This week was very busy with economic data. For the most part, the majority of the data came basically inline with expectations. However, the internals of the various reports were much less encouraging. The most noteworthy report, and the least important from an investment standpoint, was the monthly employment report which came in at 288,000 jobs for the month. As with the bulk of other reports, the more important details were lost to the headlines... full-time employment relative to the working age population has remained primarily stagnant since the financial crisis and actually fell in the latest month. This is a key reason why economic growth continues to struggle.
While it is all too easy to show the massive outperformance of Russian stocks (even after Carney's "sell" recommendation) as evidence that US sanctions were not 'punishing' as the mainstream media might suggest; this week's release of trade data shows the utter farce that the so-called "costs" imposed on Putin actually are.
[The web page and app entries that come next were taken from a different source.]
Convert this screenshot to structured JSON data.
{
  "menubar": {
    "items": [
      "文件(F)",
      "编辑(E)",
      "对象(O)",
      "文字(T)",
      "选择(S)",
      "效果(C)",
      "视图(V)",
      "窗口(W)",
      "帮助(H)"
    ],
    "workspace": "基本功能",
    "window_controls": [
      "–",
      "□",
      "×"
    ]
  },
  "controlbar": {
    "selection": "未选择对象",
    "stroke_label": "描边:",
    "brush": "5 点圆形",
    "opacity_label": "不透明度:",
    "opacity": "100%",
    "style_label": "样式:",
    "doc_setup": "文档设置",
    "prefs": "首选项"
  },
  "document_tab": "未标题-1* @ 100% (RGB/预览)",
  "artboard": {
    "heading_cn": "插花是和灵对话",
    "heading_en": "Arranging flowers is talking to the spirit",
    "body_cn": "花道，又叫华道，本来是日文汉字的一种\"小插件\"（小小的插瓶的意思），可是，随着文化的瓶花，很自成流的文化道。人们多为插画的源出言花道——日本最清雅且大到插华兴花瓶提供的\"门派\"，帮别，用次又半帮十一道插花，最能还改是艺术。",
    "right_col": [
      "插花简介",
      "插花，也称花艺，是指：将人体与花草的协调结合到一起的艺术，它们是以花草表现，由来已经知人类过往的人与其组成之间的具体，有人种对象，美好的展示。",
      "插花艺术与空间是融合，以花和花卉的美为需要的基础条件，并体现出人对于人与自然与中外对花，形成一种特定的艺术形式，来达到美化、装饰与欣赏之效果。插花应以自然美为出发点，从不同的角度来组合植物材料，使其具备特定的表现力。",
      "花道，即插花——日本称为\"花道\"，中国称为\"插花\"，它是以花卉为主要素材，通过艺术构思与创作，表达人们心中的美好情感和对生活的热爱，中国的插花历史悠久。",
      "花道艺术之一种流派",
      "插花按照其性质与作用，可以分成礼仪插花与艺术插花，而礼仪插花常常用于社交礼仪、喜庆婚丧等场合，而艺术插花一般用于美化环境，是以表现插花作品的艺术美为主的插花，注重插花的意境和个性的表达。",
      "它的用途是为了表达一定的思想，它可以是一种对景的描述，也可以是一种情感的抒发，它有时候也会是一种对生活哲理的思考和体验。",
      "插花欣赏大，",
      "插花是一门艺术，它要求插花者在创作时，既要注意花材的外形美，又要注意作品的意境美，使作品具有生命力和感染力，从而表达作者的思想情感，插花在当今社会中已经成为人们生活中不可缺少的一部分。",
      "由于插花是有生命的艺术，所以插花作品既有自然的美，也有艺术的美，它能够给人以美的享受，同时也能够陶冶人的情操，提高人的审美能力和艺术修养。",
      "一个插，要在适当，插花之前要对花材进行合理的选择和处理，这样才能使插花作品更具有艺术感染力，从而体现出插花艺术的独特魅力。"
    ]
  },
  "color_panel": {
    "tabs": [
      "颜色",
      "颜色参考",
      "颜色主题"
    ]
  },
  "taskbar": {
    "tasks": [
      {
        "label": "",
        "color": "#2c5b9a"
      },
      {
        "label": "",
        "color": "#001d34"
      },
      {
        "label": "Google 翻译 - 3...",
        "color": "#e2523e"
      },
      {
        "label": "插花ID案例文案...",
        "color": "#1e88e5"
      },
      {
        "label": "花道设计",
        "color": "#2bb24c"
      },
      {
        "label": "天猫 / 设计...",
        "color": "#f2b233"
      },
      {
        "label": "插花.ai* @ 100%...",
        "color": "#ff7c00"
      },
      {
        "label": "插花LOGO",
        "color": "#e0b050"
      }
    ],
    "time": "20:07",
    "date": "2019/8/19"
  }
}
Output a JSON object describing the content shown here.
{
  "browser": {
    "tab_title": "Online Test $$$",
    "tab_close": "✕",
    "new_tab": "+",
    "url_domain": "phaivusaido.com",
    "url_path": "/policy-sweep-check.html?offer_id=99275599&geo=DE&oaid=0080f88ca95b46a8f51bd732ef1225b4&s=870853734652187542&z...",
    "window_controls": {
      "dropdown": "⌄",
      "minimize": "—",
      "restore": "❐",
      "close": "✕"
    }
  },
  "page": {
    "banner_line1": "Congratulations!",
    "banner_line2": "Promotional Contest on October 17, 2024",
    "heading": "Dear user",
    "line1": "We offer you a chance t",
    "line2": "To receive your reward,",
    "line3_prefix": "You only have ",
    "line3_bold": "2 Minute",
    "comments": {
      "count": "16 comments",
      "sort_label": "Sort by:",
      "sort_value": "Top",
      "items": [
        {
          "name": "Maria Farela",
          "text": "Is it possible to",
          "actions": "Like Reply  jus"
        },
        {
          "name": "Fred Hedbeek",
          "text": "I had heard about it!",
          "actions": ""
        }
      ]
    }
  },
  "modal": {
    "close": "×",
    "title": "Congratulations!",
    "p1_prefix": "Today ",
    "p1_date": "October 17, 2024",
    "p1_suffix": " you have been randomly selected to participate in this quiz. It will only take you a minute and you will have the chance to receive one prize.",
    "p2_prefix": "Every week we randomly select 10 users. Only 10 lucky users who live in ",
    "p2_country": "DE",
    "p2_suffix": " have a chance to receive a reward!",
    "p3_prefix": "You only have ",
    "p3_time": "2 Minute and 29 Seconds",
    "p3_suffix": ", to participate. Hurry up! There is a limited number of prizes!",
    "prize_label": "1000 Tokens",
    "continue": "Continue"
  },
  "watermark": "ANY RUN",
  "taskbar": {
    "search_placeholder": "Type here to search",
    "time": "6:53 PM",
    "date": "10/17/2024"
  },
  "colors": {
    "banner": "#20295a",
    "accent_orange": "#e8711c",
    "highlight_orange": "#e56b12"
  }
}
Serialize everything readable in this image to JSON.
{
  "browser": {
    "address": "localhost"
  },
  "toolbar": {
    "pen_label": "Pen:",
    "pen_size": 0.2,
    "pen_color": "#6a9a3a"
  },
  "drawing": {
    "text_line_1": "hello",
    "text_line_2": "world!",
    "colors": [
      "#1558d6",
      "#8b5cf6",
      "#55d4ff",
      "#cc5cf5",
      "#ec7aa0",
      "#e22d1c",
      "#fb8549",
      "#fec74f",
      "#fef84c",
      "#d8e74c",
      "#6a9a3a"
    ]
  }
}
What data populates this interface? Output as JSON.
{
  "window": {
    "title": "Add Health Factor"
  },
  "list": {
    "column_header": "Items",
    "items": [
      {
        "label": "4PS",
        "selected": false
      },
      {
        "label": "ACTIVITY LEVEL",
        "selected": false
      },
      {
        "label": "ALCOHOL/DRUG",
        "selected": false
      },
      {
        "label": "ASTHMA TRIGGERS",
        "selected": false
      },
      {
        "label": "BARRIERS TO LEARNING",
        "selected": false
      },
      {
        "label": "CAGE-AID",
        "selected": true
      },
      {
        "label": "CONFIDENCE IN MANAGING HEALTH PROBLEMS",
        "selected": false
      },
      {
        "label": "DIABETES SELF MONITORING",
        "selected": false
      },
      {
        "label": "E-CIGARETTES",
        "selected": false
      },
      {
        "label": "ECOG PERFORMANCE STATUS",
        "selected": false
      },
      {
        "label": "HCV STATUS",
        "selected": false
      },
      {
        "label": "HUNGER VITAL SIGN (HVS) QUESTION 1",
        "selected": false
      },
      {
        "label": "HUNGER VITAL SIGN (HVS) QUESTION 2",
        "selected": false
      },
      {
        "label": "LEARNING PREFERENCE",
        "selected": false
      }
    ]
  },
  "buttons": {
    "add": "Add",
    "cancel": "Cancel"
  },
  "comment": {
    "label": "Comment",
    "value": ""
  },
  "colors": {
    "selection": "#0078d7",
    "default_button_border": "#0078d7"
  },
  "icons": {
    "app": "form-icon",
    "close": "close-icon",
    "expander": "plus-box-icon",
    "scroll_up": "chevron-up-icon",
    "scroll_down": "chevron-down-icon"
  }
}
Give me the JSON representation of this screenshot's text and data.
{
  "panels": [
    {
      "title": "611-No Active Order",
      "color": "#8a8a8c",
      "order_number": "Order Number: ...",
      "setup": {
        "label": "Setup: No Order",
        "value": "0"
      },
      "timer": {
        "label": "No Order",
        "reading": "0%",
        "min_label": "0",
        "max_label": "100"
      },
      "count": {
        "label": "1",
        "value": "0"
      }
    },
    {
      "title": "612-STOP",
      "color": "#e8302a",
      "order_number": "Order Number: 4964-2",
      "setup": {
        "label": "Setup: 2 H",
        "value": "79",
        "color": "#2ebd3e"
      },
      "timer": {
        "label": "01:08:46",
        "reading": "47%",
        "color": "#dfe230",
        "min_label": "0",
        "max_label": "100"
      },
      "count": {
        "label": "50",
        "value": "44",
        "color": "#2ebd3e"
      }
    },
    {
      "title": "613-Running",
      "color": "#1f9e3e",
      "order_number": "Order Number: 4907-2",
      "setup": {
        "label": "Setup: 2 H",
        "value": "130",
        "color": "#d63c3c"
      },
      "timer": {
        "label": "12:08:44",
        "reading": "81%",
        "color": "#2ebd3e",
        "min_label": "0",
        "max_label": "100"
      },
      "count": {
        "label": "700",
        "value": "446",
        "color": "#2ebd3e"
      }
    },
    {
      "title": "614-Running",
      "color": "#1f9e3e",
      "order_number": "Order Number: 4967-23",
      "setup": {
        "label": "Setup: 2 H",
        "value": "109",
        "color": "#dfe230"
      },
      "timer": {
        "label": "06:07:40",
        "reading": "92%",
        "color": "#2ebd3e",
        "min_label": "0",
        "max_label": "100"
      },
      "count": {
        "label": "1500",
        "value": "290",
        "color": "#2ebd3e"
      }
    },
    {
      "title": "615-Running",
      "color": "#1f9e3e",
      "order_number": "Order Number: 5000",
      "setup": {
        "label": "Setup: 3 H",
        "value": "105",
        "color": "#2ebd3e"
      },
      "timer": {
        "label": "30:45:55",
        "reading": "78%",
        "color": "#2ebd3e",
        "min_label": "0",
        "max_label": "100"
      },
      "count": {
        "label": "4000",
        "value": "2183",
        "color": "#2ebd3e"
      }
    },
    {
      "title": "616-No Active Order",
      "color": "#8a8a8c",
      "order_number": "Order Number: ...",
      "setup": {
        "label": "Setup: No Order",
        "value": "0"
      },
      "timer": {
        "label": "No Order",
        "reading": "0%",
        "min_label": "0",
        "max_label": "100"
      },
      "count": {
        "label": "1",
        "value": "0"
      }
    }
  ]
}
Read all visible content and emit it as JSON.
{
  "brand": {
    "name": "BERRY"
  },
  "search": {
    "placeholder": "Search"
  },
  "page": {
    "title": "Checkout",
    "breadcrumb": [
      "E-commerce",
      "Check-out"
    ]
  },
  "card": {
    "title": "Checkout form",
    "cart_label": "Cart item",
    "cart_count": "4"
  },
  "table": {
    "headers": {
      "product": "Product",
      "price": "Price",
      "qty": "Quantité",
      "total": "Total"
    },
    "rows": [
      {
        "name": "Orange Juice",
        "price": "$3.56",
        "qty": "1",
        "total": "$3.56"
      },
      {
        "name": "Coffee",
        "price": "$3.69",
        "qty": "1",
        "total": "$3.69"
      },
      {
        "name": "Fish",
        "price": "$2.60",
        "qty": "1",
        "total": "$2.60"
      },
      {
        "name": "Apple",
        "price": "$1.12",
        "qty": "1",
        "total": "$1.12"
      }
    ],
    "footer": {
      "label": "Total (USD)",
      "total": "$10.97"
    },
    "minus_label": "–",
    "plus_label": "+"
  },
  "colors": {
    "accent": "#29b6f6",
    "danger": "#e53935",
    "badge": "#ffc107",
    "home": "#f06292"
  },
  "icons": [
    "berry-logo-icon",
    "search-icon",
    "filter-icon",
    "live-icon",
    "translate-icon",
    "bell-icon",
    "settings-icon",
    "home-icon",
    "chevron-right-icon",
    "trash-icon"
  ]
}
As WSJ reports, despite all the scaremongery and sanctioning, US exports to Russia in May hit $1.2 billion - a record high (up 21% from pre-sanctions). That will certainly teach them!!
All around Asia, PMIs are tumbling... except for China's government-sponsored Manufacturing PMI. This week saw Aussie Services PMI (linked significantly to China) tumbled to 2014 lows, Japan's PMI drop, and China's own Services PMI disappoint and fade to 2-month lows. So where is all this exuberance coming from in China's manufacturing industry (despite a 8-month in a row drop in employment)? We don't know; but the fact that China coal prices just hit a record low hardly supports the smog-choking industry of China being at 7-month highs... Hard data vs soft surveys? You decide.
Just when you thought that nothing could be worse than bubble blindness of Greenspan and Bernanke - along comes the Yellen doctrine of “resilience”. Its dangerous Keynesian blather, and far worse than Greenspan’s feigned agnosticism which held that the Fed does not have the capacity to recognize financial bubbles in the making and should therefore mop them up after they burst. The Maestro never did say exactly what caused the massive and destructive dot-com and housing bubbles which occurred on his watch - except that Chinese factory girls stacked 12-to-a-dorm-room apparently saved way too much RMB. By contrast, Yellen’s primitive Keynesian mind knows exactly what causes financial bubbles. She has now militantly asserted that bubbles are entirely an irrational impulse in the private market and that the price of money and debt has absolutely nothing to do with financial stability.
As American investors sit back in their chairs, watching parades, sipping Budweiser elegantly, and generally having a good day off... there are some 'people' that are working hard to ensure the status quo is sustained. In order to maintain the illusion of exuberance and lack of concern, we are used to the ubiquitous melt-up in stocks late on a Friday afternoon (always driven by an 'odd' collapse in VIX). Of course, no human would be silly enough to do that on a day when European stocks tumbled on banking contagion concerns and the fact that stock markets around the world are now totally closed... so - we ask in all incredulity - WTF is going with VIX futures...